In the last 24 hours or so several people have asked what my “talking points” are regarding a school in Gaza being hit, or a marketplace, or some other site. What am I supposed to say? It is ugly. Of course it is horrible. It is profoundly painful.
David Mamet once wrote: “War is tragedy. The great war stories are tragedies. It’s the failure of diplomacy. ‘War and Peace,’ ‘A Farewell to Arms,’ ‘For Whom the Bell Tolls.’ Those are some of the greatest tragedies.”
No talking points can take away the horror of war. War is a fog and it gets sloppy. Soldiers make mistakes, misfire, get caught up in firefights, whatever. This is true whether it is Israelis making a targeting error or Hamas militant’s rockets falling in Gaza, short of their targets.
Nothing I will say about the justness of Israel’s defense of civilians, about the tyranny of Hamas, or about the inherent necessity to end the rockets and destroy the tunnels can ever obviate that point. Nothing I will say can add to what I and others have already said about Israel’s pain at civilian casualties while Hamas wants and encourages more children’s deaths. Nothing I can say will add to the evidence of Hamas using schools, mosques, hospitals and humans as shields and weapon caches. Nothing I can say will add to everything that has been said about the ridiculous number of ceasefires proposed in the past week; accepted by Israel and then violated by Hamas militants.
If you want particular answers on how specific incidents happened, I encourage you to look at the IDF feeds that address them individually. But frankly you will be overwhelmed because in war there are new incidents and new tragedies every day.
Michael Walzer, the great philosopher of just and unjust wars, writes: “The moral reality of war is divided into two parts. War is always judged twice, first with reference to the reasons states have for fighting, secondly with reference to the means they adopt…”

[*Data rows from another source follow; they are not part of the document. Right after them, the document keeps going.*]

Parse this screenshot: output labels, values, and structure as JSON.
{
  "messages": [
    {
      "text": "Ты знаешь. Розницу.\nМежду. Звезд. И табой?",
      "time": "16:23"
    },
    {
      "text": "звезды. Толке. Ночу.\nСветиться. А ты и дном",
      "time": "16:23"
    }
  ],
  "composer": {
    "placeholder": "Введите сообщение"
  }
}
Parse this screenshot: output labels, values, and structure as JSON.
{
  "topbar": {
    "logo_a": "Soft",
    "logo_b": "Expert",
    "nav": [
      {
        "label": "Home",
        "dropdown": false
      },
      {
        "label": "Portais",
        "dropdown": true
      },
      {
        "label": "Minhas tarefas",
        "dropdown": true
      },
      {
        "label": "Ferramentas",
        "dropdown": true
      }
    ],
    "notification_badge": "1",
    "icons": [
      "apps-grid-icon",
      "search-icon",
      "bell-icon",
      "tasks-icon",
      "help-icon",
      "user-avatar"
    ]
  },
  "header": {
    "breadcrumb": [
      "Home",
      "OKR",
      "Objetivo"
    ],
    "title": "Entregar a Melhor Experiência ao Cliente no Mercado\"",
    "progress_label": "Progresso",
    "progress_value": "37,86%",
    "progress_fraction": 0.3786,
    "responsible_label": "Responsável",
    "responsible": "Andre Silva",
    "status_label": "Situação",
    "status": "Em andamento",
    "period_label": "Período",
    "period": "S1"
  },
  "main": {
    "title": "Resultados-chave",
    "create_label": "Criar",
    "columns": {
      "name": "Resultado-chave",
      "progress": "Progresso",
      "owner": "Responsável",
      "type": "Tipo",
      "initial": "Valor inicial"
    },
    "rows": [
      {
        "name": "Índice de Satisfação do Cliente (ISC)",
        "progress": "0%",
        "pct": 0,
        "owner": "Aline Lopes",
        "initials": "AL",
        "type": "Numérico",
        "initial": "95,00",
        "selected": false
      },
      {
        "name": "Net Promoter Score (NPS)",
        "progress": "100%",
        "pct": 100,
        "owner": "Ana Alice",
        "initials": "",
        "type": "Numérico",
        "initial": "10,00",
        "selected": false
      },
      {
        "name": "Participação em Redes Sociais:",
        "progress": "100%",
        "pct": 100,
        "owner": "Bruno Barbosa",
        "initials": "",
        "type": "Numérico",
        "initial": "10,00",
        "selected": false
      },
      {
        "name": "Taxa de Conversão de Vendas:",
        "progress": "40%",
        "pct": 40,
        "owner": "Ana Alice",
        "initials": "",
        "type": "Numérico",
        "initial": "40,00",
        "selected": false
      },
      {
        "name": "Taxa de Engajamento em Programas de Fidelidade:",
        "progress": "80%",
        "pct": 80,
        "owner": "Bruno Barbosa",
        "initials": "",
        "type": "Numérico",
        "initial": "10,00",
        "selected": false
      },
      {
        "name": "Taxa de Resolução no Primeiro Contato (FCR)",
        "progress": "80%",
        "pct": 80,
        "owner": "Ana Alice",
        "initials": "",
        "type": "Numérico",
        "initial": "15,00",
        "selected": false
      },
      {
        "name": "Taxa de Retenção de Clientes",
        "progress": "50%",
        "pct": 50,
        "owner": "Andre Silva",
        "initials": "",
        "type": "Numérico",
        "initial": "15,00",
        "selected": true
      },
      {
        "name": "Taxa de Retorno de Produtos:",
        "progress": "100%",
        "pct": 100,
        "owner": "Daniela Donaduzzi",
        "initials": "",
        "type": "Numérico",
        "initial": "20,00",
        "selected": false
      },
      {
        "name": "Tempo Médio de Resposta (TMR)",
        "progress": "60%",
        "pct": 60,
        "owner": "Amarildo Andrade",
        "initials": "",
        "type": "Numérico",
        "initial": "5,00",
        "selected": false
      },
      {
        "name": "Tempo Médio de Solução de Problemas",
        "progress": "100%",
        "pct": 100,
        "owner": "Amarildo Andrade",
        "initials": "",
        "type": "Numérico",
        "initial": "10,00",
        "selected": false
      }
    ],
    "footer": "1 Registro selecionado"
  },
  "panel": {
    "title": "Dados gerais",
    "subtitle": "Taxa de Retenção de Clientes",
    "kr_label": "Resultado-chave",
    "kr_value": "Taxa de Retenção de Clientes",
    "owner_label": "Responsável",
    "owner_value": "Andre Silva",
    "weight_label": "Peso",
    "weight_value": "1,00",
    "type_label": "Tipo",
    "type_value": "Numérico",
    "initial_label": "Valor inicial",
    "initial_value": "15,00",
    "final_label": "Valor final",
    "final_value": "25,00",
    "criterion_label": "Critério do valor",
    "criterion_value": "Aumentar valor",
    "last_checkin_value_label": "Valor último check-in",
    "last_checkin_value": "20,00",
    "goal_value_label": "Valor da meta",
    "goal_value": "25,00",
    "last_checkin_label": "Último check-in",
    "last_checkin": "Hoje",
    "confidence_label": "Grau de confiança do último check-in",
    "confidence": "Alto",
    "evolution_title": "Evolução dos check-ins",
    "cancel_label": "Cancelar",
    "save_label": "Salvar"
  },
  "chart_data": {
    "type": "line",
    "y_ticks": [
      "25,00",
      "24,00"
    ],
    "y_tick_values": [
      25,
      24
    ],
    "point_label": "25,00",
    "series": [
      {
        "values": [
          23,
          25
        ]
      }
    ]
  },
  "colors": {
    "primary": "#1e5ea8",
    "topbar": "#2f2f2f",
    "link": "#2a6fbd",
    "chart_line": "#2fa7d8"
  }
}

This is the world we live in. I believe in the justness of Israel’s cause; not just in dealing with Hamas but in yearning to exist in peace and security. I believe that part of achieving that peace and security must, inevitably, come through partnership with Palestinian moderates to build a free Palestinian homeland side by side with Israel in a shared land. I believe most Israelis want a two-state peace, and that Hamas exists with the purpose of destroying any potential for a two-state peace. I respect the views of – and I do not pretend to have a better answer than – the vast majority right to left of Israel’s leaders and of so many Arab states: that political islamist terror groups like Hamas are not part of the path to peace and need to be dealt with as such – as terrorists – if we are to find an equation for achieving peace.
When the current fight is over serious people will need to offer concrete proposals for a path to lasting peace, to give hope to Palestinians and to strengthen moderate and non-violent voices throughout the region. Leaders will need to be held accountable for efforts they take or don’t take to ensuring that we don’t have to go through this again in a few years.
So for now, my talking points: Yes, War is ugly. There is no getting around that. But Hamas cannot be allowed to win this or be in a position when this over to re-arm and start anew; Because we need a lasting peace and Hamas is not a part of that equation. And I will cry every day until we get there.